# Materials provided
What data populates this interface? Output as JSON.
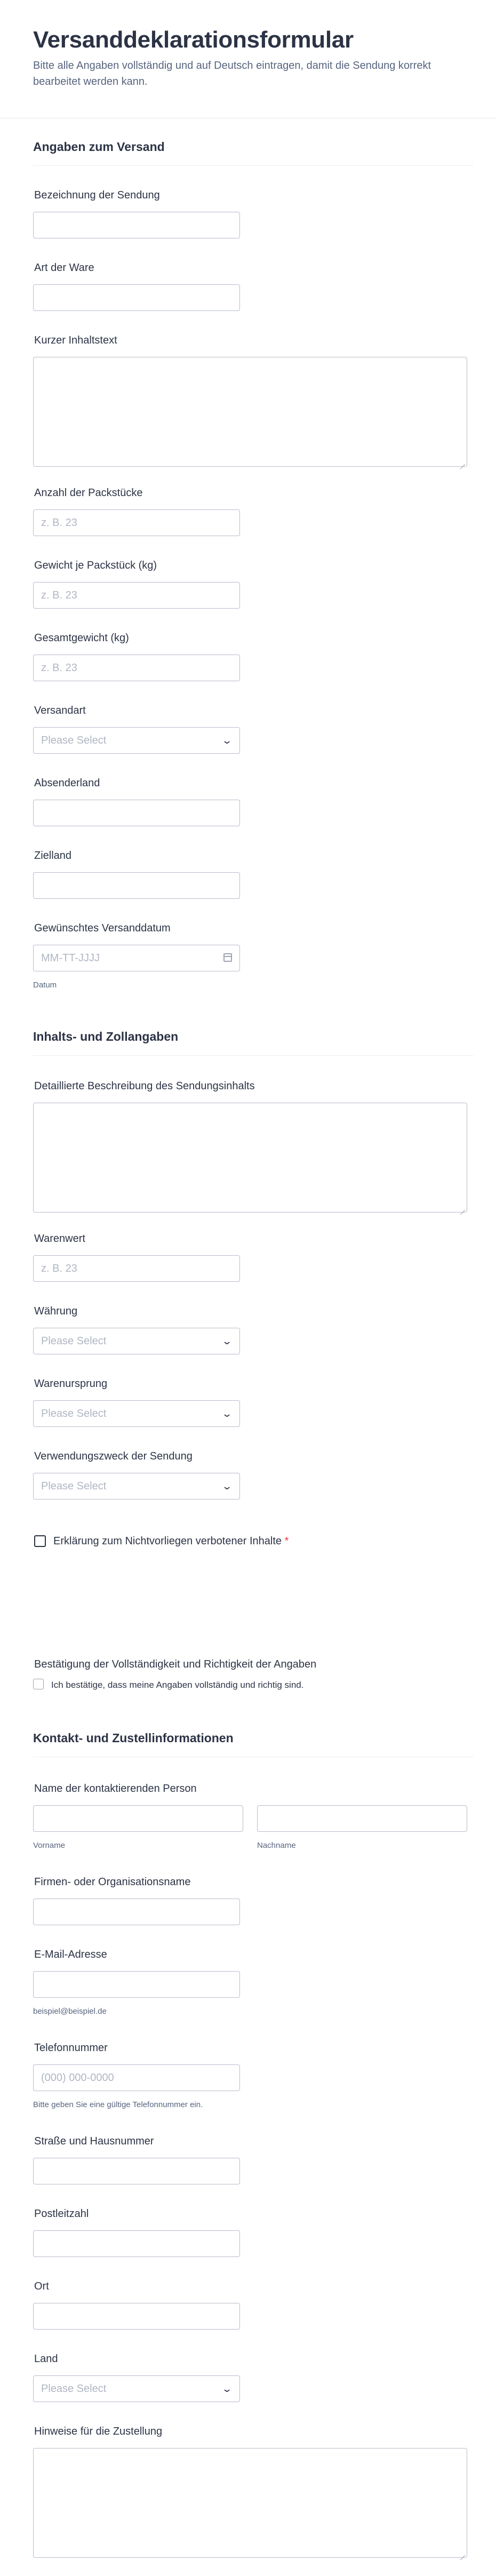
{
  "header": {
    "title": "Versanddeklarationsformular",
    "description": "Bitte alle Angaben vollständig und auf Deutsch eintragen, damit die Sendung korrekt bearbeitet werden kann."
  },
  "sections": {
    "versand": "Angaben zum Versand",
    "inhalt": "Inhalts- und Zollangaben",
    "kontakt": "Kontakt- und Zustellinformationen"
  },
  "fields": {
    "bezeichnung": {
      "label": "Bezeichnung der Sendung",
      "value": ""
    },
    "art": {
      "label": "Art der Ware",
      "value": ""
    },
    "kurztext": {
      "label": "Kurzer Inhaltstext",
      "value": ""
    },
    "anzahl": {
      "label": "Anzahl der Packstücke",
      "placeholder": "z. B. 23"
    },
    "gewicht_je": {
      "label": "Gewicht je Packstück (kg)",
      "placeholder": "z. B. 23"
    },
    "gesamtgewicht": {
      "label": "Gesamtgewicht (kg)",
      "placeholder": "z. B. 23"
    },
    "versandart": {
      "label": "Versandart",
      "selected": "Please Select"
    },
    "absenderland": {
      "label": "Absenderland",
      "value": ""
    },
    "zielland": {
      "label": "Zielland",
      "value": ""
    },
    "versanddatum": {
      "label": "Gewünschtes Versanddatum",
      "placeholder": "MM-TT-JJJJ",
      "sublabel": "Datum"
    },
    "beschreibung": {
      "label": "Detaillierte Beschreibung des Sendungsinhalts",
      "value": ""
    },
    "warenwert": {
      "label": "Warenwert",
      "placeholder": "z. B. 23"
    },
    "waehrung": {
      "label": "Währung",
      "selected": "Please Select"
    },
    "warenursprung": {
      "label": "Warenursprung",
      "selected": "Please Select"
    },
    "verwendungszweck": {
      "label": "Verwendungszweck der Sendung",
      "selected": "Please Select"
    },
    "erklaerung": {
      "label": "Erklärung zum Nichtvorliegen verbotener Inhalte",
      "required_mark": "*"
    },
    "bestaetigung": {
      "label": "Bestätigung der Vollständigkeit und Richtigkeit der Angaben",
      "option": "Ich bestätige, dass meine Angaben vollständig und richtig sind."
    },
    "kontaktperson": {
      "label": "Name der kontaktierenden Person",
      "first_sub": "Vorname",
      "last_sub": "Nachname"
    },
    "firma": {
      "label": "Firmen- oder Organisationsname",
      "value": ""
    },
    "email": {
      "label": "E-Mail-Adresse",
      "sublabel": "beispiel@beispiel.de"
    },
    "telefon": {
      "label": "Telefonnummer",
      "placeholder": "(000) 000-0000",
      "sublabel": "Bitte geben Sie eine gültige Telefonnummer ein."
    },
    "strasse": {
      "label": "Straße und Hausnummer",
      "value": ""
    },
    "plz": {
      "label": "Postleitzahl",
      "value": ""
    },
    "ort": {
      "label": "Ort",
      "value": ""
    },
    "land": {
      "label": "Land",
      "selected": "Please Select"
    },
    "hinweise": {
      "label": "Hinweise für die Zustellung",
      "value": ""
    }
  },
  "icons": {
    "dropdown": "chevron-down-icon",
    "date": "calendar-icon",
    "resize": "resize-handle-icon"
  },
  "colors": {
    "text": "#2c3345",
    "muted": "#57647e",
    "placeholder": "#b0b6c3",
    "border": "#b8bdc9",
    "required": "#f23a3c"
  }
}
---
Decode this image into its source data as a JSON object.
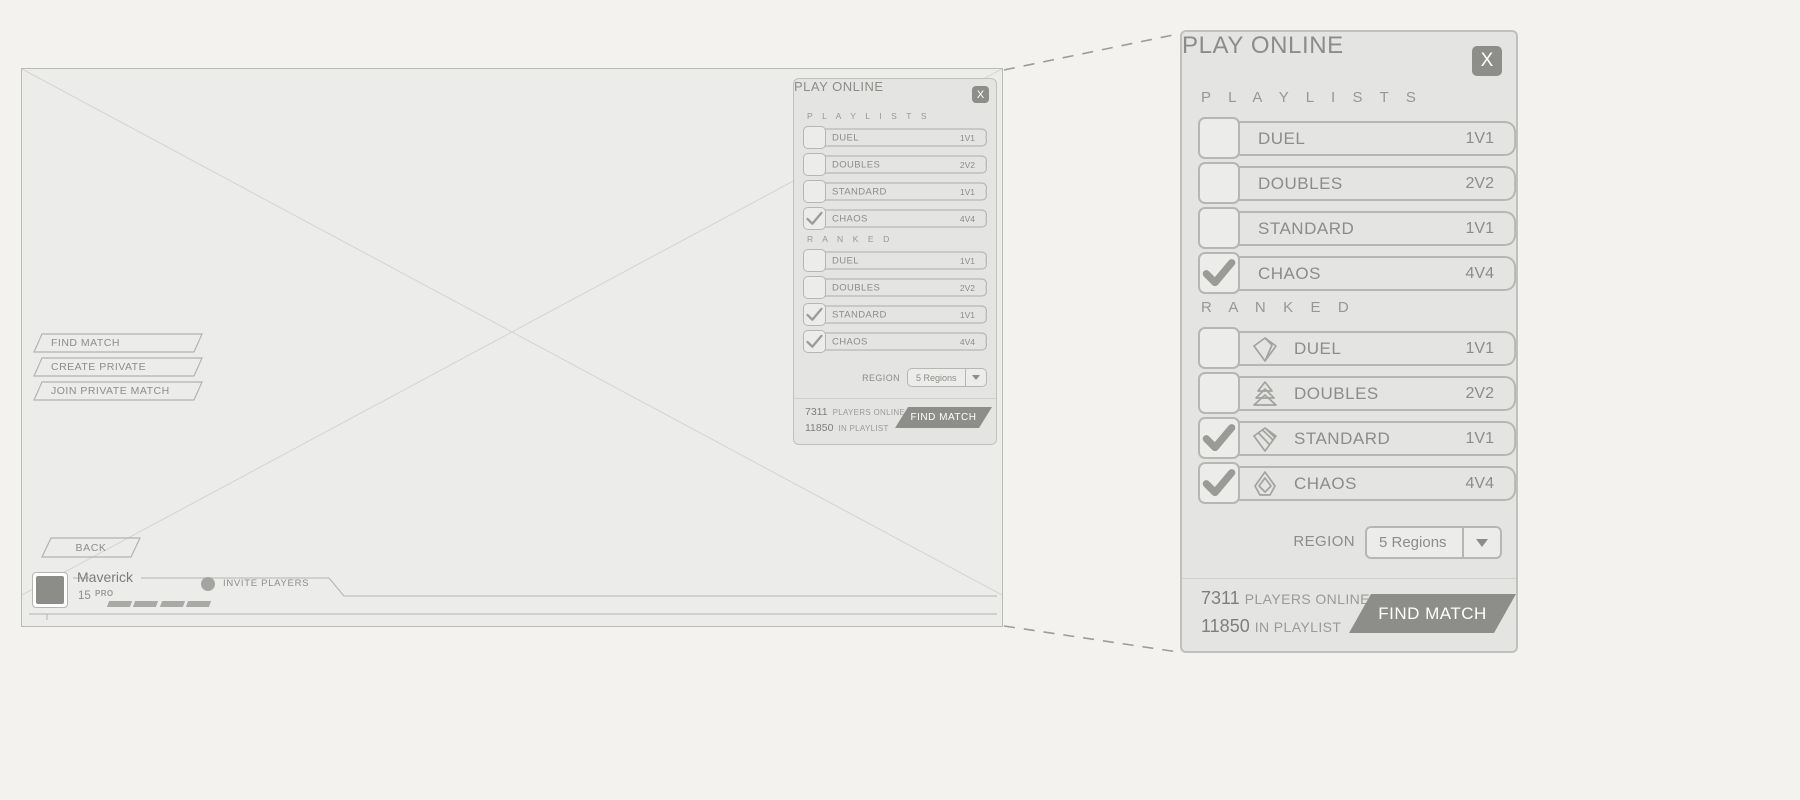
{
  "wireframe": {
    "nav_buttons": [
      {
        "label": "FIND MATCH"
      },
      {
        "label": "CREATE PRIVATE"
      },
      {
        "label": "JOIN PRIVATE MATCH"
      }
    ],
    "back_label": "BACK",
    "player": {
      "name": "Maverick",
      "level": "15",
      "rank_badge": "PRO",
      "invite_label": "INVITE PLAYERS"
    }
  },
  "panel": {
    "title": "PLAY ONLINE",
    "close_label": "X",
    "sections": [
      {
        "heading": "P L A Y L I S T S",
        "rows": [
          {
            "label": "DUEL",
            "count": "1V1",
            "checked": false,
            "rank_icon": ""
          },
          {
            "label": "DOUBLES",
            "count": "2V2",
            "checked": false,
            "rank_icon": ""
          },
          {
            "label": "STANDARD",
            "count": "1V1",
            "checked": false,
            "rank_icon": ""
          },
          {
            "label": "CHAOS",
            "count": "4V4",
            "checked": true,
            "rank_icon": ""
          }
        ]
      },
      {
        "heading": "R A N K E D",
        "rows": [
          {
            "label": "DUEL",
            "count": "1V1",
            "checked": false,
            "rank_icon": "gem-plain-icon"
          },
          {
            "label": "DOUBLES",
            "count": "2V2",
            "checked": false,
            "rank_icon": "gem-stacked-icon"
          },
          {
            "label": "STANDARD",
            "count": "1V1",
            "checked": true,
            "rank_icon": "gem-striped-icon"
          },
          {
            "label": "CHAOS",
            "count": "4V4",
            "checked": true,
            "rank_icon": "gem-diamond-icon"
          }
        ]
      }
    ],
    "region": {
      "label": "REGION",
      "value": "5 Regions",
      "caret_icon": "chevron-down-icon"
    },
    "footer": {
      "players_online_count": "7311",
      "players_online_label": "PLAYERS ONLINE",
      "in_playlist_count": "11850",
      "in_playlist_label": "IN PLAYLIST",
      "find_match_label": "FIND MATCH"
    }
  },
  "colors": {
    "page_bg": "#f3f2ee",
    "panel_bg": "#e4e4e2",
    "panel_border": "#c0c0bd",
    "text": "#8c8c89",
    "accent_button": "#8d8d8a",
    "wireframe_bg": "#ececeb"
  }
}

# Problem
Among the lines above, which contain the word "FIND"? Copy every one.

# Written answer
        "label": "FIND MATCH"
      "find_match_label": "FIND MATCH"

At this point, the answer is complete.